Dr. Michael Frese received his diploma and doctorate from the Free University of Berlin and Technical University Berlin, respectively, and holds a joint appointment at National University of Singapore Business School and Leuphana University of Lueneburg (Germany). Before that, he held a chair for work and organizational psychology at University of Giessen and also taught at London Business School.
Frese’s research spans a wide range of basic and applied topics within organizational behavior and work psychology. Most important are his longitudinal studies on psychological effects of unemployment, impact of stress at work, predictors of personal initiative, as well as psychological success factors of entrepreneurs. He is also known for his cross-national research on innovation. Most recently, he has done studies on cultural factors in organization and across nations, research that looks at psychological success factors in entrepreneurs in developing countries (Africa, Latin America, and Asia) and in Europe. Frese has authored more than 250 articles and was editor/author of more than 20 books and special issues. He is Germany’s most frequently cited work and organizational psychologist and business and management scientist and one of the most frequently cited Europeans. He has presented more than 25 invited keynote addresses.

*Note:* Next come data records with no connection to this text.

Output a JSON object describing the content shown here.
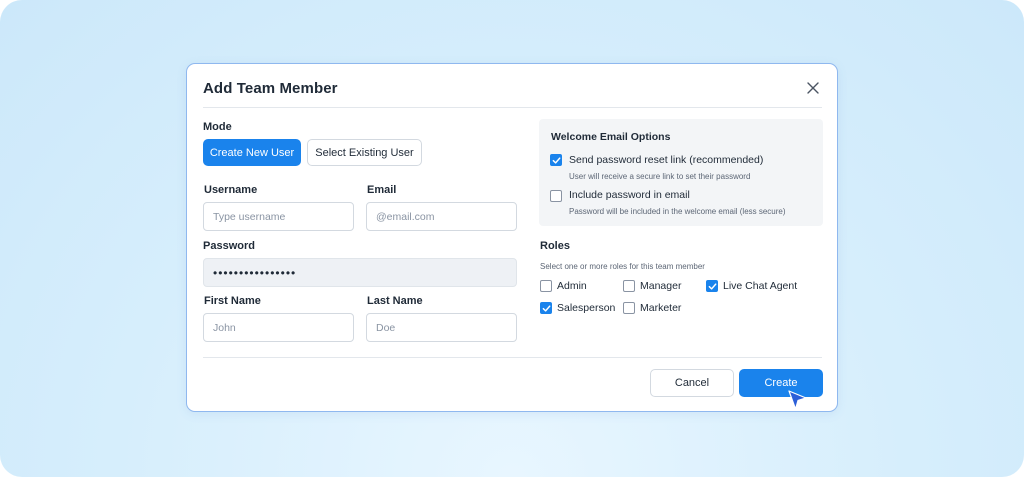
{
  "modal": {
    "title": "Add Team Member",
    "close_icon": "close-icon"
  },
  "mode": {
    "label": "Mode",
    "options": [
      "Create New User",
      "Select Existing User"
    ],
    "selected": "Create New User"
  },
  "fields": {
    "username": {
      "label": "Username",
      "placeholder": "Type username",
      "value": ""
    },
    "email": {
      "label": "Email",
      "placeholder": "@email.com",
      "value": ""
    },
    "password": {
      "label": "Password",
      "value": "••••••••••••••••"
    },
    "first_name": {
      "label": "First Name",
      "placeholder": "John",
      "value": ""
    },
    "last_name": {
      "label": "Last Name",
      "placeholder": "Doe",
      "value": ""
    }
  },
  "welcome_email": {
    "title": "Welcome Email Options",
    "options": [
      {
        "label": "Send password reset link (recommended)",
        "description": "User will receive a secure link to set their password",
        "checked": true
      },
      {
        "label": "Include password in email",
        "description": "Password will be included in the welcome email (less secure)",
        "checked": false
      }
    ]
  },
  "roles": {
    "label": "Roles",
    "hint": "Select one or more roles for this team member",
    "items": [
      {
        "label": "Admin",
        "checked": false
      },
      {
        "label": "Manager",
        "checked": false
      },
      {
        "label": "Live Chat Agent",
        "checked": true
      },
      {
        "label": "Salesperson",
        "checked": true
      },
      {
        "label": "Marketer",
        "checked": false
      }
    ]
  },
  "footer": {
    "cancel_label": "Cancel",
    "create_label": "Create"
  },
  "colors": {
    "accent": "#1a83ec",
    "background": "#d6eefc"
  }
}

Frese now serves as field editor for Journal of Business Venturing. He was president of the International Association of Applied Psychology, editor of the journal APPLIED PSYCHOLOGY: An International Review, coeditor of Psychologische Rundschau, editorial board member of various book series (Entrepreneurship Series in Germany, SIOP Frontiers book series, Organization and Management Series [Routledge]) and member of several boards of journals. He also serves as consultant and lecturer to the management of many companies (among others banks, technology firms, automobile, utilities, telecommunication, and computer industry) with more than 200 talks given and consulting jobs done.